[Data listing — start]
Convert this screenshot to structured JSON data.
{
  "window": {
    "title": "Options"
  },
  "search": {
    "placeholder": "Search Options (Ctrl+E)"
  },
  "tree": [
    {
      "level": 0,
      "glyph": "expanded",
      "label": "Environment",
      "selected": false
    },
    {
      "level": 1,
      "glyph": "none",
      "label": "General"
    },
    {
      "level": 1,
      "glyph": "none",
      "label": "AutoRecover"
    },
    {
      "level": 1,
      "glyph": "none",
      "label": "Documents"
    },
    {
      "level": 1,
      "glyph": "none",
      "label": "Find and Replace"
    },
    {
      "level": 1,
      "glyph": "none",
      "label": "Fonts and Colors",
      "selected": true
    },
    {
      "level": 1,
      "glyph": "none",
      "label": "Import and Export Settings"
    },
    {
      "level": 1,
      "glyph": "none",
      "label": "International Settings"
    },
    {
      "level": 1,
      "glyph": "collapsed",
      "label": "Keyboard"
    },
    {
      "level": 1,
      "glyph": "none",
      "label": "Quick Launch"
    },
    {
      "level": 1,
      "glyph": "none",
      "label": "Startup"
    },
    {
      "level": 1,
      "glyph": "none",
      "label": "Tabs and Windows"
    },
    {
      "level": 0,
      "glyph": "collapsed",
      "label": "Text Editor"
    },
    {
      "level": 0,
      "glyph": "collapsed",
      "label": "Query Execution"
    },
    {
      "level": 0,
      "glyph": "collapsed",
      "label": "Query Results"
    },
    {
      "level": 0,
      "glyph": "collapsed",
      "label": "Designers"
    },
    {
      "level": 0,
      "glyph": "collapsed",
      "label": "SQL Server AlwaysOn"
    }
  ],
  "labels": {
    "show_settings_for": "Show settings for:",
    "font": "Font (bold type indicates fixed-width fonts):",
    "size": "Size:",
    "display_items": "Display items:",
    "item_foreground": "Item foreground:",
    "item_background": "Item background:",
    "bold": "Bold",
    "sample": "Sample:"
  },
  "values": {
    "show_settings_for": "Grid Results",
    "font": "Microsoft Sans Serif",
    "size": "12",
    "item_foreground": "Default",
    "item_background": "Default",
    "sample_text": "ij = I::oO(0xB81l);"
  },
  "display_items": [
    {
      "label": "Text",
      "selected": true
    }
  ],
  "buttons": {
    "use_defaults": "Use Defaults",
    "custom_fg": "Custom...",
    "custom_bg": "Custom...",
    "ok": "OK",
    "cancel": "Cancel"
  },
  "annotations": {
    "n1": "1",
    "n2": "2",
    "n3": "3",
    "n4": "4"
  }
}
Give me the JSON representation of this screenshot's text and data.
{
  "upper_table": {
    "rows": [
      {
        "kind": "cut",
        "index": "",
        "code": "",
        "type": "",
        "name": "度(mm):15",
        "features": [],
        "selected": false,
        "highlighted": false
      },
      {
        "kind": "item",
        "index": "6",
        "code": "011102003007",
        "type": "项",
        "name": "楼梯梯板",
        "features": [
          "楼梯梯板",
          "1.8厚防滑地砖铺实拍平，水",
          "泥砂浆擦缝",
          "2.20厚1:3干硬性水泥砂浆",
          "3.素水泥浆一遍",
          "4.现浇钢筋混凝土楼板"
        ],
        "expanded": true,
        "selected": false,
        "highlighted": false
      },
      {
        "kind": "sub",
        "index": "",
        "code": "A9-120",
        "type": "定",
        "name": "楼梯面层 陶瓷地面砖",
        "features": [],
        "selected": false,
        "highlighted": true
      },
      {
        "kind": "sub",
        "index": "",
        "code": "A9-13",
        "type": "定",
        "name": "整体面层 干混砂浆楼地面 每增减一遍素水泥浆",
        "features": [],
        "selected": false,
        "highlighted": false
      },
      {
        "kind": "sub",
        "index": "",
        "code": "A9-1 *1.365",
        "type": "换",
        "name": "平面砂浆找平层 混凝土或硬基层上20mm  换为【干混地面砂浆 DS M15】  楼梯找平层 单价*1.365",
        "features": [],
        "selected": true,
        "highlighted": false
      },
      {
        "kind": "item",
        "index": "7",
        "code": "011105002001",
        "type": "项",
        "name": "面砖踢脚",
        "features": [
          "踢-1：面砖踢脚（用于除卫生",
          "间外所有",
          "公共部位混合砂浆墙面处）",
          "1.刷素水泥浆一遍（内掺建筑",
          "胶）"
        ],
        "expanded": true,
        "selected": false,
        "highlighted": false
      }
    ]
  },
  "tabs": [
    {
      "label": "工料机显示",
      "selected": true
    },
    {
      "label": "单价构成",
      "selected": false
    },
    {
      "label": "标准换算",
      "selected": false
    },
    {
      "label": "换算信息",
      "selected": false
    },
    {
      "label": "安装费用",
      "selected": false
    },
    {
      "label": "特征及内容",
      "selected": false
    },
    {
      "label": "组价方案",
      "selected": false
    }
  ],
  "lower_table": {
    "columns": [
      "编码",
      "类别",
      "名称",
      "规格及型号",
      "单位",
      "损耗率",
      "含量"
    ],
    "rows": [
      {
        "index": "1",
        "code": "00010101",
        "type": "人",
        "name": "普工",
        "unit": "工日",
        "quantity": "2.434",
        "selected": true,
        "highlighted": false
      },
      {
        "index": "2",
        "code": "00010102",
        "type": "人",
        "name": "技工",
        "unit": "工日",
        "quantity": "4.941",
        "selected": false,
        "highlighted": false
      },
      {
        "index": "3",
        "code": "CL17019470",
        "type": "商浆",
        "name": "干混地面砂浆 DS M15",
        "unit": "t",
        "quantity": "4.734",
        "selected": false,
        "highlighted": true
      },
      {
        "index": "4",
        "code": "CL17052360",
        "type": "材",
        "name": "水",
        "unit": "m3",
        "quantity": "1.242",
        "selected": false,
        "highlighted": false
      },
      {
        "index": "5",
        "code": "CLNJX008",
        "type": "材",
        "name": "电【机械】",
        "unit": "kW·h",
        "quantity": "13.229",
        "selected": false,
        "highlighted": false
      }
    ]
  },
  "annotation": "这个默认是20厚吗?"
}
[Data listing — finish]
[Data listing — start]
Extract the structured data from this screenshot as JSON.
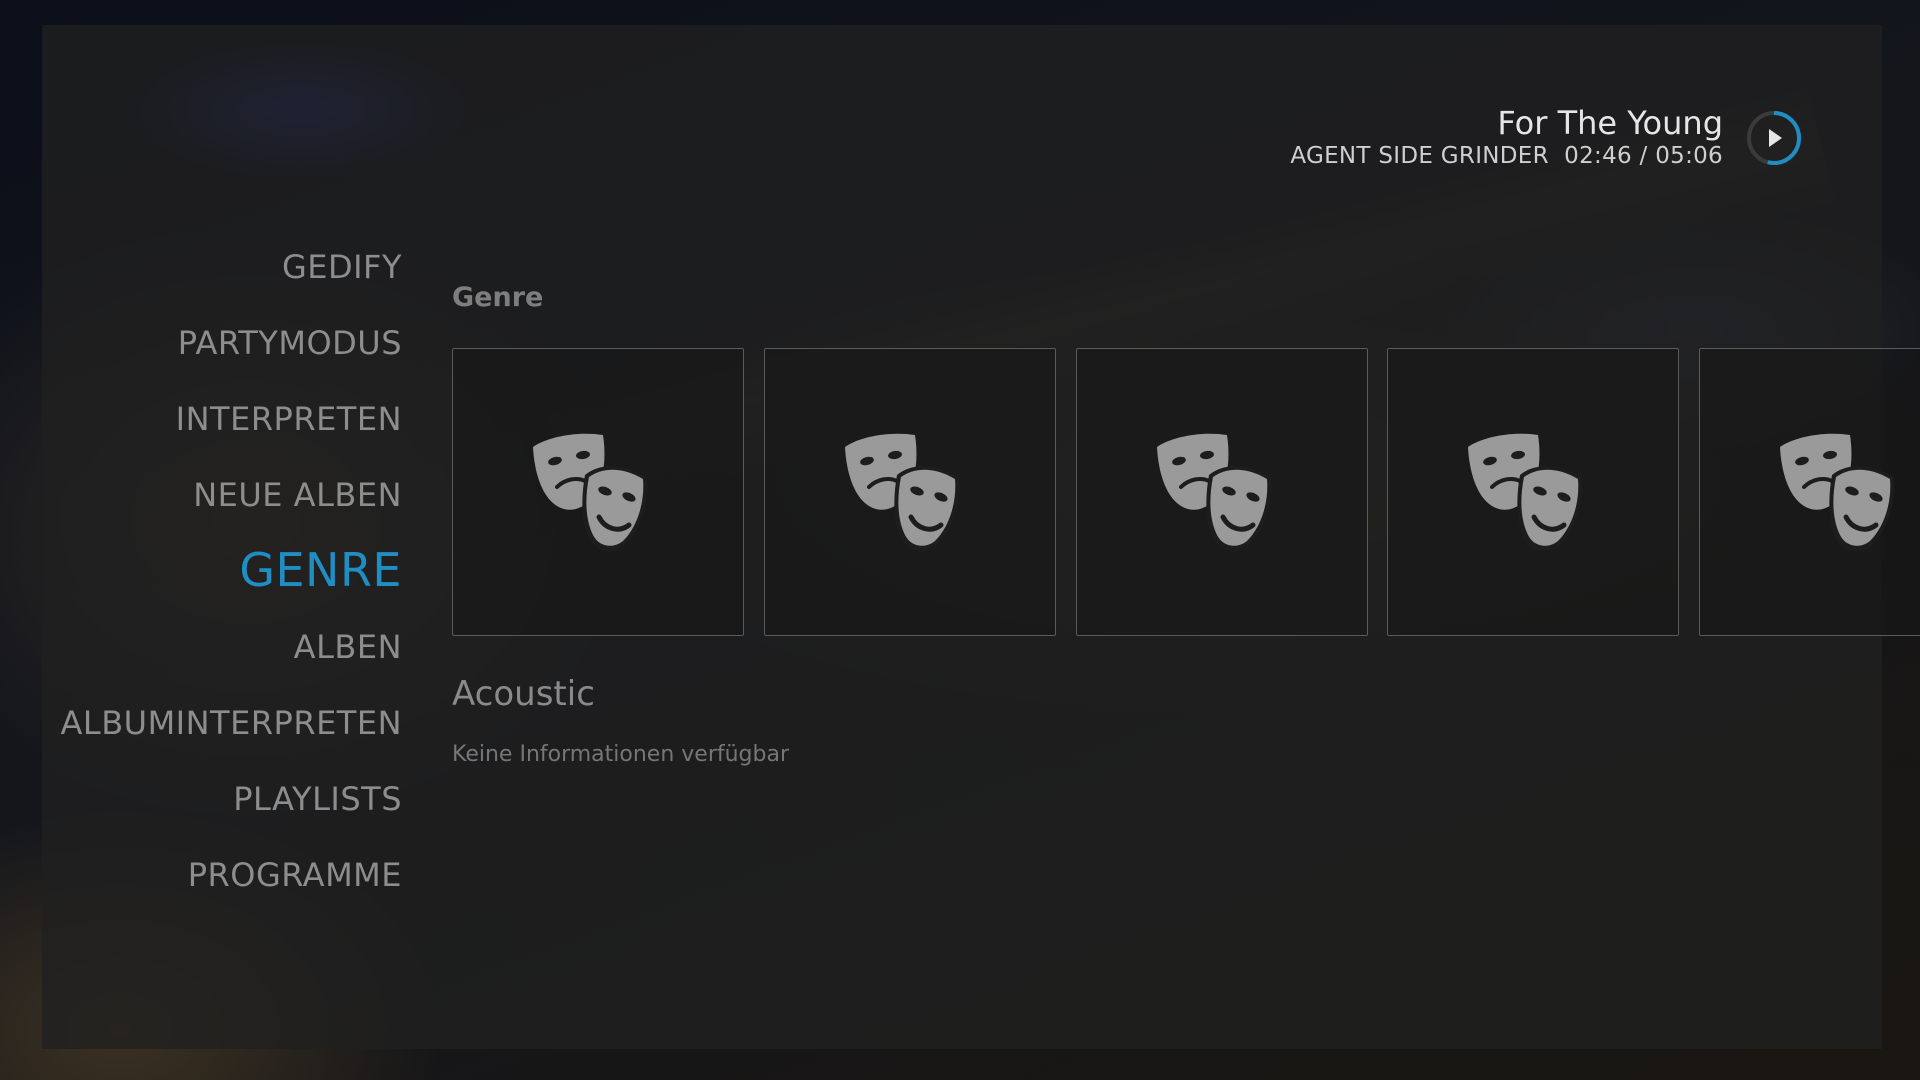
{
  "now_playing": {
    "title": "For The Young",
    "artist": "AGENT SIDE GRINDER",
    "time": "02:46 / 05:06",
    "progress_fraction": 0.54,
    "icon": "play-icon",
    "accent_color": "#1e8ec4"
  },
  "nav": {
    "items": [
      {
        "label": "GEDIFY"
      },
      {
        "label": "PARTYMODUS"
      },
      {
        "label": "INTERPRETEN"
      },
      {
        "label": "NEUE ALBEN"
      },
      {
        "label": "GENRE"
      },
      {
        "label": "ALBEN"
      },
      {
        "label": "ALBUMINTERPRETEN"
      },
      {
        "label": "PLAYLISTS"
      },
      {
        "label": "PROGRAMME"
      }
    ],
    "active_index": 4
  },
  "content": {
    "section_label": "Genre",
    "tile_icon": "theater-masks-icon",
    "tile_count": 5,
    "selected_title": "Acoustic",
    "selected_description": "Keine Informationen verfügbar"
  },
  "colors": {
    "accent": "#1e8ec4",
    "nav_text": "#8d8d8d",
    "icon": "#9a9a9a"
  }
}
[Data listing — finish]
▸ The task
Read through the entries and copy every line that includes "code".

▸ Finished exercise
        "code": "",
        "code": "011102003007",
        "code": "A9-120",
        "code": "A9-13",
        "code": "A9-1 *1.365",
        "code": "011105002001",
        "code": "00010101",
        "code": "00010102",
        "code": "CL17019470",
        "code": "CL17052360",
        "code": "CLNJX008",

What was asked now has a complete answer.